At this stage I'd try and find another PowerPC Mac and see if the ext. drive shows as a bootable volume.
Currently Being ModeratedOct 16, 2012 3:20 AM (in response to roam)
Thanks for your reply.
I totally take your point about the external drive and whether it's faulty etc. but surely if it was in some way defective, it wouldn't show up under Startup Disk (or rather the folders containing the OS on the external drive wouldn't show as selectable) ?
The reason there are so many partitions is that it mirrors my second internal drive which is used solely for my music production software and associated audio files and the reason that that drive has so many partitions was because back in the day (my computer and music software are coming up for 12 years old), my software started to throw up error messages whilst trying to access audio files on playback (this was following a move from a 30gb to an 80gb HDD).
A friend of mine with a great deal more experience than me in music technology and that particular software, recommended I partition the drive and that cured the problem and I've never had a problem since.
The external drive has always been bootable, is about 10 years old at a guess, has it's own mains plug and power block, was bought from new and has only ever been used with the Mac I have now.
Currently Being ModeratedOct 16, 2012 2:09 PM (in response to Nick Taylor)
It must be connected by a Firewire cable. If it appears as a bootable volume in the startup disk panel try selecting it. Then restart and it should start with the external.
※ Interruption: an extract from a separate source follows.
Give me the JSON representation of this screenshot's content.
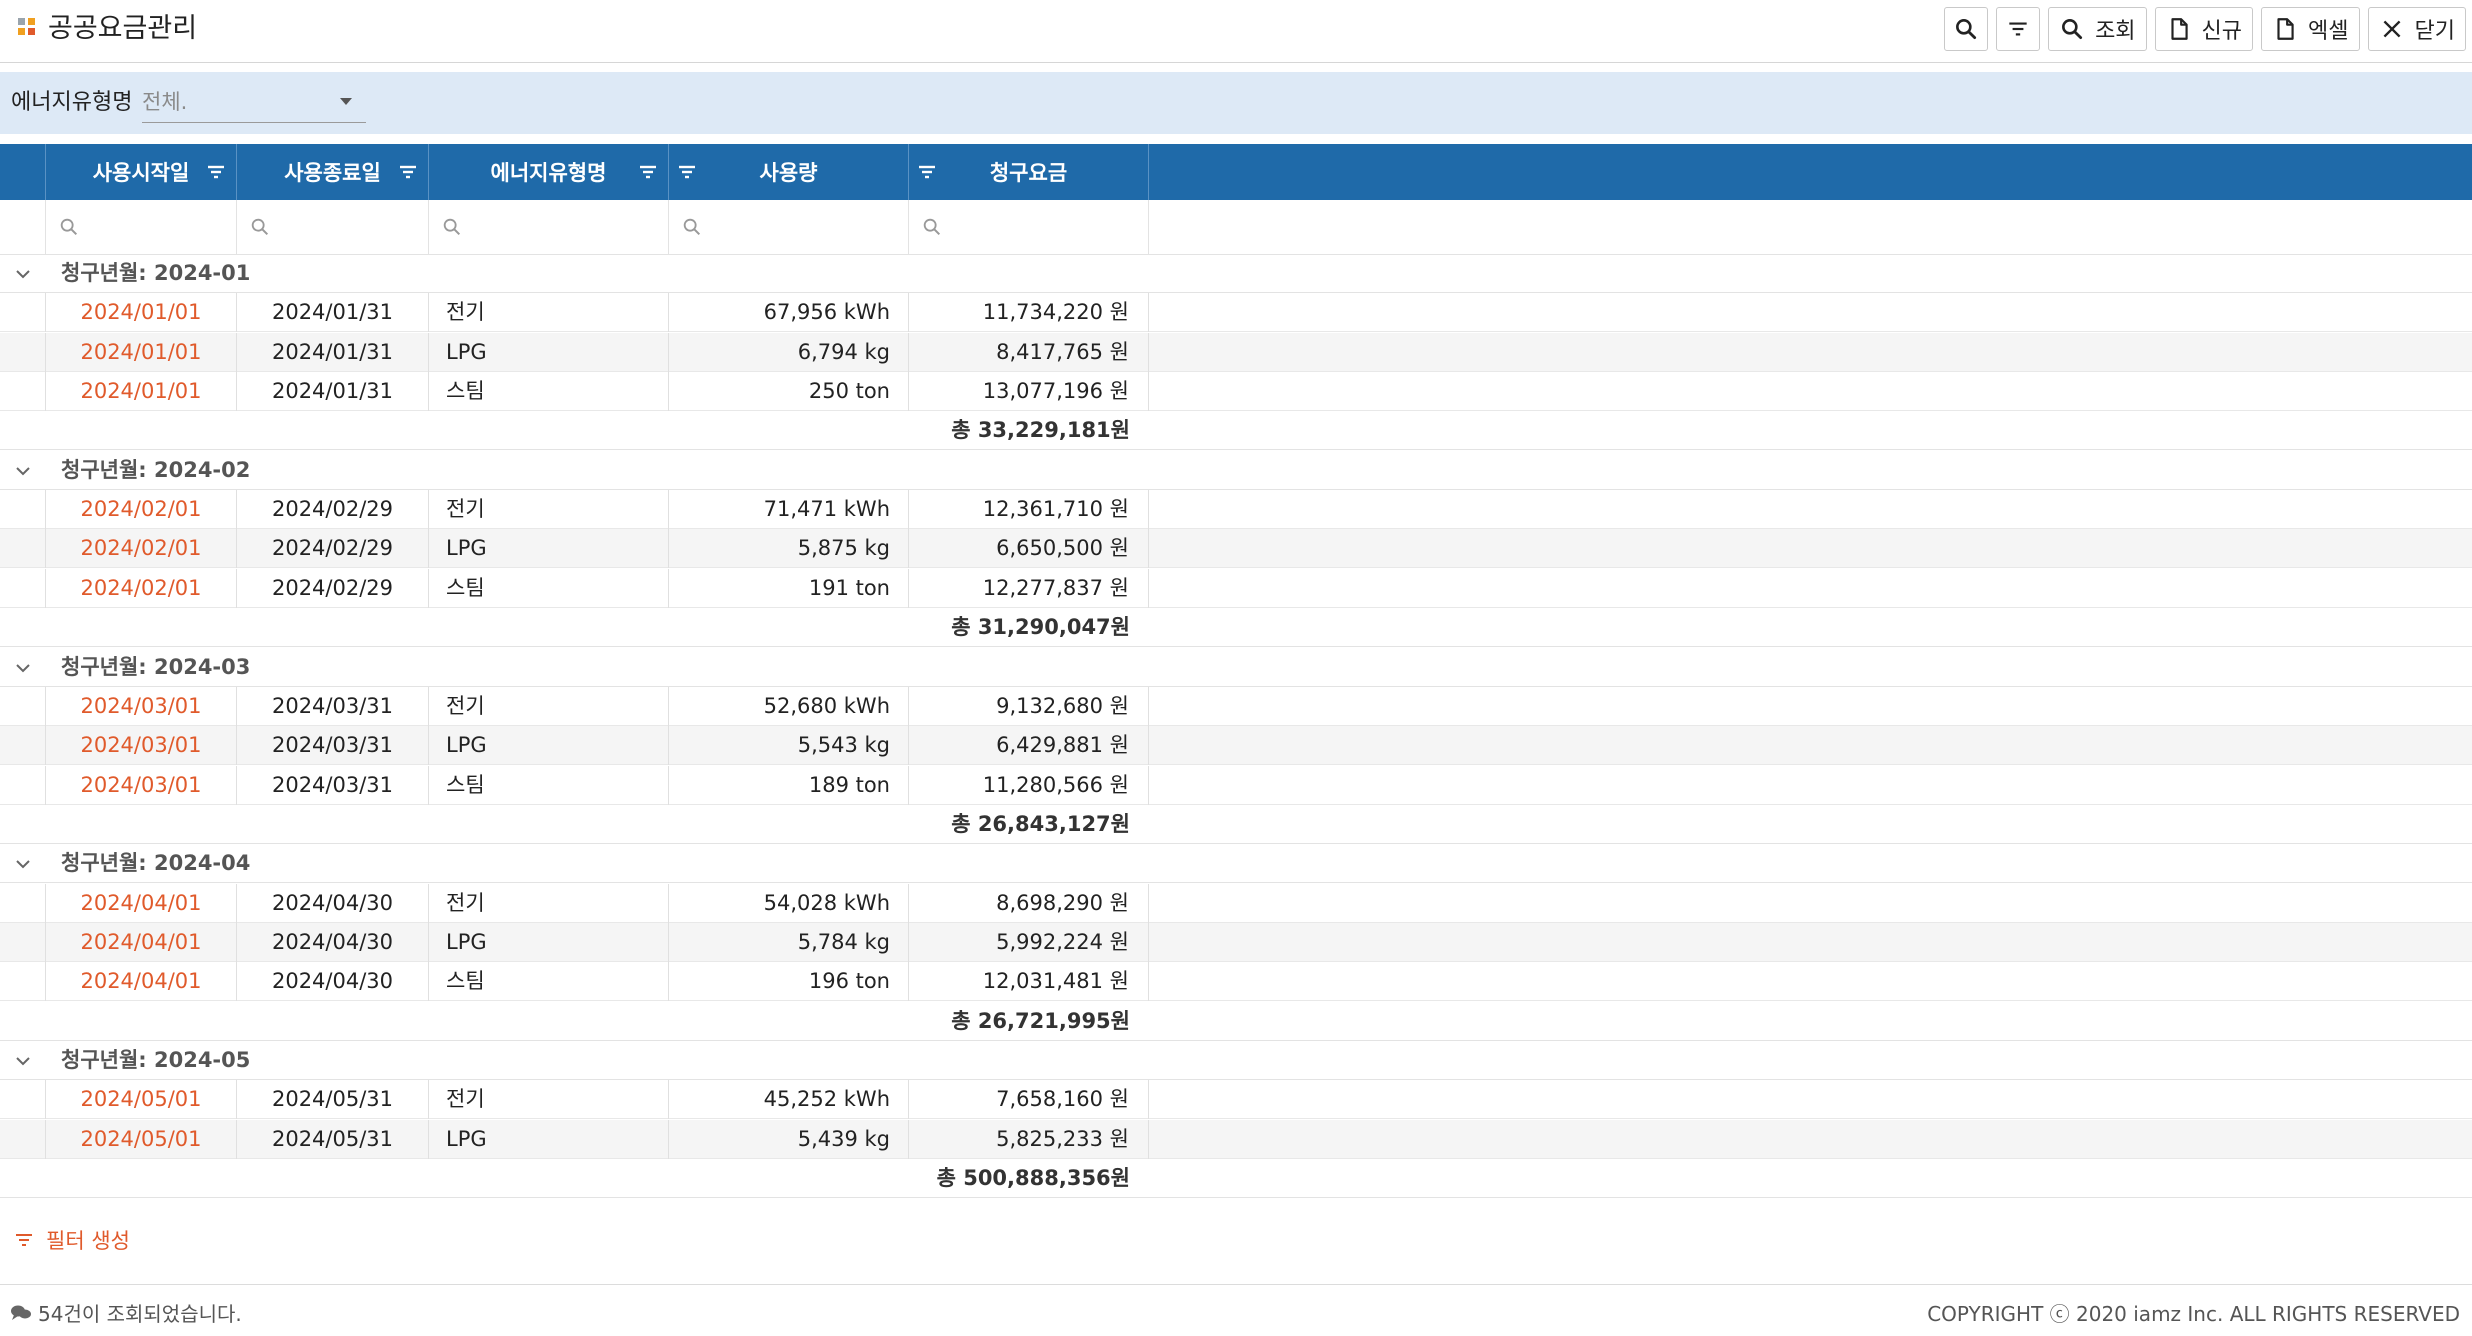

If that does not happen I'm out of ideas.
Currently Being ModeratedOct 17, 2012 4:35 AM (in response to roam)
I know the backup on the external drive is fine, under Startup Disk I can select one of the OS folders and the computer reboots perfectly using the external Firewire drive and this works for both ways I've created the backup, using either my method of restoring from the internal drive or Superduper.
I think as the validity of the backup is proven, I'm gonna have to put this down to some quirk or 'one of those things' - I know that in an emergency I have a reliable backup that works and that's the main thing.
Many thanks for your input on this thread.
All the very best.